Bakrid or Id-ul-Azha is the second main celebration of the Islamic lunar calender. The first celebration is the Eid-al-Fitr that is celebrated at the end of the month of Ramzan. Bakrid is a celebration of the spirit of sacrifice. It also marks the end of the Hajj Pilgrimage.
The story of its origin goes back to the prophet Ibrahim who lived in Mecca, Saudi Arabia, 4000 years ago. Allah ordered him to sacrifice his only son as a test of his faith and devotion. He was about to perform the sacrifice when he was stopped by Allah. Allah was happy at Ibrahim's devotion and asked him to sacrifice a lamb instead. Since then, Bakrid has been observed as the celebration of sacrifice and its spirit.
Bakrid has a set of rituals and traditions which makes the festival a mixture of piety and fun. Read on to know more about the traditions of Bakrid.

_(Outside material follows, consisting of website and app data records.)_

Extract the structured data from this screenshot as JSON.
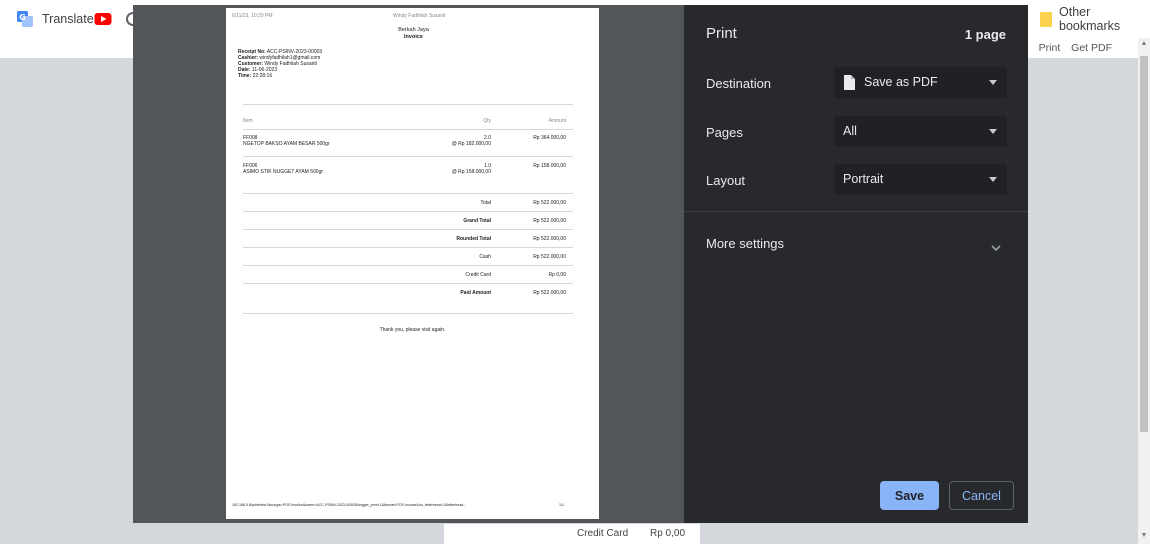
{
  "bookmarks": {
    "translate_label": "Translate",
    "other_bookmarks_label": "Other bookmarks"
  },
  "background_page": {
    "print_link": "Print",
    "get_pdf_link": "Get PDF",
    "footer_label": "Credit Card",
    "footer_value": "Rp 0,00"
  },
  "preview": {
    "header_datetime": "6/11/23, 10:29 PM",
    "header_title": "Windy Fadhilah Susanti",
    "company": "Berkah Jaya",
    "doc_title": "Invoice",
    "receipt_no_label": "Receipt No:",
    "receipt_no": "ACC-PSINV-2023-00003",
    "cashier_label": "Cashier:",
    "cashier": "windyfadhilah1@gmail.com",
    "customer_label": "Customer:",
    "customer": "Windy Fadhilah Susanti",
    "date_label": "Date:",
    "date": "11-06-2023",
    "time_label": "Time:",
    "time": "22:28:16",
    "columns": {
      "item": "Item",
      "qty": "Qty",
      "amount": "Amount"
    },
    "items": [
      {
        "code": "FF008",
        "name": "NGETOP BAKSO AYAM BESAR 500gr",
        "qty": "2.0",
        "rate": "@ Rp 182.000,00",
        "amount": "Rp 364.000,00"
      },
      {
        "code": "FF006",
        "name": "ASIMO STIK NUGGET AYAM 500gr",
        "qty": "1.0",
        "rate": "@ Rp 158.000,00",
        "amount": "Rp 158.000,00"
      }
    ],
    "totals": [
      {
        "label": "Total",
        "value": "Rp 522.000,00",
        "bold": false
      },
      {
        "label": "Grand Total",
        "value": "Rp 522.000,00",
        "bold": true
      },
      {
        "label": "Rounded Total",
        "value": "Rp 522.000,00",
        "bold": true
      },
      {
        "label": "Cash",
        "value": "Rp 522.000,00",
        "bold": false
      },
      {
        "label": "Credit Card",
        "value": "Rp 0,00",
        "bold": false
      },
      {
        "label": "Paid Amount",
        "value": "Rp 522.000,00",
        "bold": true
      }
    ],
    "thank_you": "Thank you, please visit again.",
    "footer_url": "192.168.0.8/printview?doctype=POS Invoice&name=ACC-PSINV-2023-00003&trigger_print=1&format=POS Invoice&no_letterhead=1&letterhead...",
    "footer_page": "1/1"
  },
  "panel": {
    "title": "Print",
    "page_count": "1 page",
    "destination_label": "Destination",
    "destination_value": "Save as PDF",
    "pages_label": "Pages",
    "pages_value": "All",
    "layout_label": "Layout",
    "layout_value": "Portrait",
    "more_settings_label": "More settings",
    "save_label": "Save",
    "cancel_label": "Cancel"
  },
  "colors": {
    "panel_bg": "#28292c",
    "select_bg": "#202124",
    "accent": "#8ab4f8",
    "preview_bg": "#525659"
  }
}
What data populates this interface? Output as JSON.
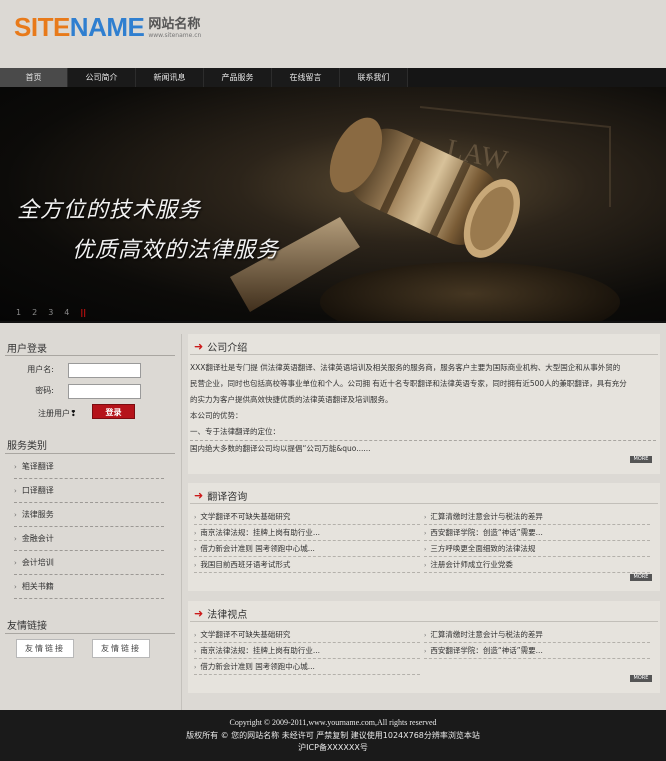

- New clothes for the whole family is a mandatory tradition for Bakrid. Families get their new Bakrid clothes ready well ahead of time. There are charities that ensure that no body has to go through Bakrid without the joy of new clothes.
- Women adorn their hands with henna and have a fun time. There are often sales that are organised that make the women go on a shopping spree for their families. In some countries, the various malls and shopping centers join in the festivities and have themed decorations put up.
- On the morning of Bakrid, People go to the mosques to offer their prayers. They dab on perfumes as it is especially recommended. People share warmth by wishing each other on Bakrid.
- As Bakrid is a festival that commemorates the sacrifice of Ibrahim, Muslims sacrifice a four legged animal. The animal of choice can be a goat, a sheep, a cow or a camel depending on the availability and finances one has. There are set rules about the quality of the sacrificial animal, which if not met, the sacrifice is not considered acceptable.
- The meat obtained from the sacrifice is ideally divided into three portions. One is kept for oneself, the second is distributed among friends and relatives, the third is given away to the poor and needy. If a family cannot afford livestock, they can contribute to charity which provides meat for those in need.
- During Bakrid, chanting Takbir aloud is considered an important
part of the celebration.